**Material provided**
-------
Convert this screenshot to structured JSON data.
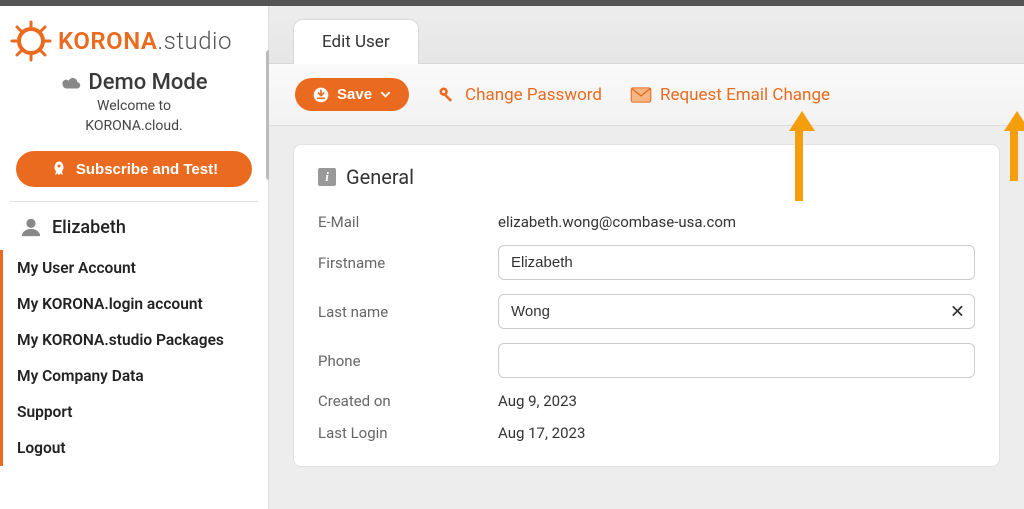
{
  "brand": {
    "name": "KORONA",
    "suffix": ".studio"
  },
  "sidebar": {
    "demo_title": "Demo Mode",
    "demo_sub_line1": "Welcome to",
    "demo_sub_line2": "KORONA.cloud.",
    "subscribe_label": "Subscribe and Test!",
    "user_name": "Elizabeth",
    "items": [
      {
        "label": "My User Account"
      },
      {
        "label": "My KORONA.login account"
      },
      {
        "label": "My KORONA.studio Packages"
      },
      {
        "label": "My Company Data"
      },
      {
        "label": "Support"
      },
      {
        "label": "Logout"
      }
    ]
  },
  "tab": {
    "label": "Edit User"
  },
  "toolbar": {
    "save_label": "Save",
    "change_password_label": "Change Password",
    "request_email_label": "Request Email Change"
  },
  "section": {
    "title": "General",
    "fields": {
      "email_label": "E-Mail",
      "email_value": "elizabeth.wong@combase-usa.com",
      "firstname_label": "Firstname",
      "firstname_value": "Elizabeth",
      "lastname_label": "Last name",
      "lastname_value": "Wong",
      "phone_label": "Phone",
      "phone_value": "",
      "created_label": "Created on",
      "created_value": "Aug 9, 2023",
      "lastlogin_label": "Last Login",
      "lastlogin_value": "Aug 17, 2023"
    }
  },
  "colors": {
    "accent": "#ea6b1f"
  }
}
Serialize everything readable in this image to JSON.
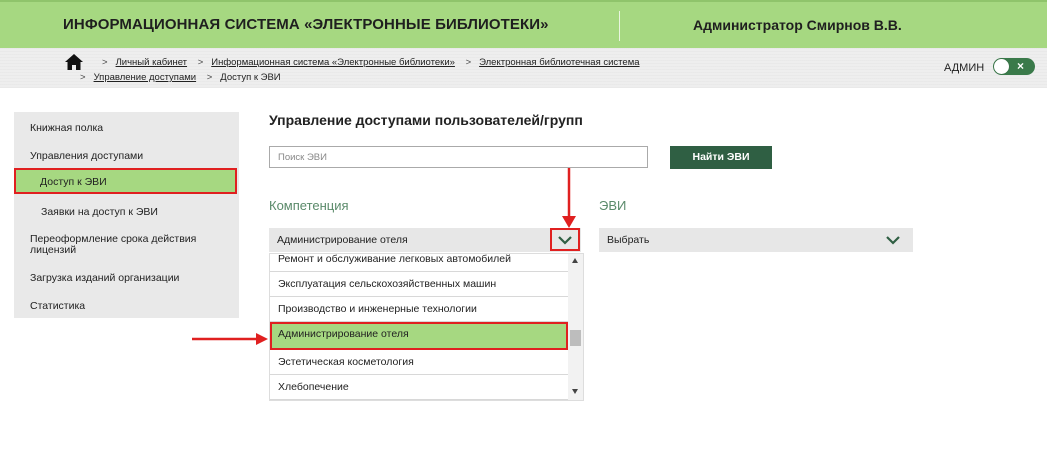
{
  "header": {
    "system_title": "ИНФОРМАЦИОННАЯ СИСТЕМА «ЭЛЕКТРОННЫЕ БИБЛИОТЕКИ»",
    "user": "Администратор Смирнов В.В."
  },
  "breadcrumbs": {
    "items": [
      "Личный кабинет",
      "Информационная система «Электронные библиотеки»",
      "Электронная библиотечная система",
      "Управление доступами",
      "Доступ к ЭВИ"
    ],
    "separator": ">"
  },
  "admin": {
    "label": "АДМИН",
    "toggle_icon": "×"
  },
  "sidebar": {
    "items": [
      "Книжная полка",
      "Управления доступами",
      "Доступ к ЭВИ",
      "Заявки на доступ к ЭВИ",
      "Переоформление срока действия лицензий",
      "Загрузка изданий организации",
      "Статистика"
    ],
    "active_index": 2
  },
  "main": {
    "title": "Управление доступами пользователей/групп",
    "search_placeholder": "Поиск ЭВИ",
    "search_button": "Найти ЭВИ",
    "competence_label": "Компетенция",
    "evi_label": "ЭВИ",
    "competence_value": "Администрирование отеля",
    "evi_value": "Выбрать",
    "options": [
      "Ремонт и обслуживание легковых автомобилей",
      "Эксплуатация сельскохозяйственных машин",
      "Производство и инженерные технологии",
      "Администрирование отеля",
      "Эстетическая косметология",
      "Хлебопечение"
    ],
    "selected_option_index": 3
  },
  "colors": {
    "accent_green": "#a6d881",
    "dark_green": "#2f5f43",
    "highlight_red": "#e02020"
  }
}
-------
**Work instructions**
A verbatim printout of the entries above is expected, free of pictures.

**The completed task**
Convert this screenshot to structured JSON data.
{
  "brand": {
    "name": "KORONA",
    "suffix": ".studio"
  },
  "sidebar": {
    "demo_title": "Demo Mode",
    "demo_sub_line1": "Welcome to",
    "demo_sub_line2": "KORONA.cloud.",
    "subscribe_label": "Subscribe and Test!",
    "user_name": "Elizabeth",
    "items": [
      {
        "label": "My User Account"
      },
      {
        "label": "My KORONA.login account"
      },
      {
        "label": "My KORONA.studio Packages"
      },
      {
        "label": "My Company Data"
      },
      {
        "label": "Support"
      },
      {
        "label": "Logout"
      }
    ]
  },
  "tab": {
    "label": "Edit User"
  },
  "toolbar": {
    "save_label": "Save",
    "change_password_label": "Change Password",
    "request_email_label": "Request Email Change"
  },
  "section": {
    "title": "General",
    "fields": {
      "email_label": "E-Mail",
      "email_value": "elizabeth.wong@combase-usa.com",
      "firstname_label": "Firstname",
      "firstname_value": "Elizabeth",
      "lastname_label": "Last name",
      "lastname_value": "Wong",
      "phone_label": "Phone",
      "phone_value": "",
      "created_label": "Created on",
      "created_value": "Aug 9, 2023",
      "lastlogin_label": "Last Login",
      "lastlogin_value": "Aug 17, 2023"
    }
  },
  "colors": {
    "accent": "#ea6b1f"
  }
}
Serialize everything readable in this image to JSON.
{
  "header": {
    "system_title": "ИНФОРМАЦИОННАЯ СИСТЕМА «ЭЛЕКТРОННЫЕ БИБЛИОТЕКИ»",
    "user": "Администратор Смирнов В.В."
  },
  "breadcrumbs": {
    "items": [
      "Личный кабинет",
      "Информационная система «Электронные библиотеки»",
      "Электронная библиотечная система",
      "Управление доступами",
      "Доступ к ЭВИ"
    ],
    "separator": ">"
  },
  "admin": {
    "label": "АДМИН",
    "toggle_icon": "×"
  },
  "sidebar": {
    "items": [
      "Книжная полка",
      "Управления доступами",
      "Доступ к ЭВИ",
      "Заявки на доступ к ЭВИ",
      "Переоформление срока действия лицензий",
      "Загрузка изданий организации",
      "Статистика"
    ],
    "active_index": 2
  },
  "main": {
    "title": "Управление доступами пользователей/групп",
    "search_placeholder": "Поиск ЭВИ",
    "search_button": "Найти ЭВИ",
    "competence_label": "Компетенция",
    "evi_label": "ЭВИ",
    "competence_value": "Администрирование отеля",
    "evi_value": "Выбрать",
    "options": [
      "Ремонт и обслуживание легковых автомобилей",
      "Эксплуатация сельскохозяйственных машин",
      "Производство и инженерные технологии",
      "Администрирование отеля",
      "Эстетическая косметология",
      "Хлебопечение"
    ],
    "selected_option_index": 3
  },
  "colors": {
    "accent_green": "#a6d881",
    "dark_green": "#2f5f43",
    "highlight_red": "#e02020"
  }
}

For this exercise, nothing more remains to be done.